In addition, the study team detected Zika virus neutralizing antibodies in all participants at 12 to 19 months following acute illness, and 39 (63%) had dengue virus neutralizing antibody titers at follow-up.
In an interview with Contagion®, study co-author Isabel Griffin, MPH, epidemiologist and biological scientist at the Florida Department of Health explained that the findings on prolonged detection of IgM after Zika virus infection are consistent with previous findings for related flaviviruses such as West Nile virus and dengue virus. “Prior to our study, it was widely accepted that the Zika virus IgM antibody was only detectable up to 12 weeks after Zika virus infection,” said Dr. Griffin. “Our findings demonstrate that 73% of patients still had detectable levels of Zika virus IgM antibodies more than a year after infection.”
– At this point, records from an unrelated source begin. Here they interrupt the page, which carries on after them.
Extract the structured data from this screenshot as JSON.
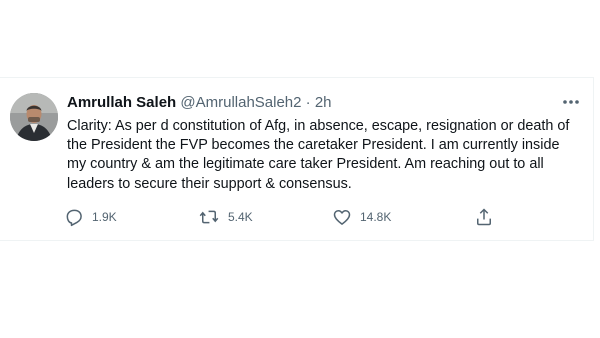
{
  "tweet": {
    "display_name": "Amrullah Saleh",
    "handle": "@AmrullahSaleh2",
    "separator": "·",
    "time": "2h",
    "text": "Clarity: As per d constitution of Afg, in absence, escape, resignation or death of the President the FVP becomes the caretaker President. I am currently inside my country & am the legitimate care taker President. Am reaching out to all leaders to secure their support & consensus.",
    "actions": {
      "reply_count": "1.9K",
      "retweet_count": "5.4K",
      "like_count": "14.8K"
    }
  },
  "icons": {
    "avatar": "profile-photo",
    "more": "more-horizontal-icon",
    "reply": "reply-icon",
    "retweet": "retweet-icon",
    "like": "heart-icon",
    "share": "share-icon"
  },
  "colors": {
    "text": "#0f1419",
    "secondary": "#536471",
    "border": "#eff3f4"
  }
}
The study had several limitations, and the investigators note that the report presents data from a single follow-up specimen, so it remains unknow how long IgM may persist beyond the study’s timeframe although the findings are valuable. “For individuals who were previously diagnosed with Zika, our findings suggest that the body has detectable levels of antibodies over a year after infection,” explained Dr. Griffin. “For public health officials, the results highlight the complexity of using serologic diagnoses, both for determining the specific timing of a recent infection, which is particularly important for pregnant women and complicates the diagnosis of new Zika virus infections in areas with known previous outbreaks, and for determining the specific flavivirus responsible for recent infection.”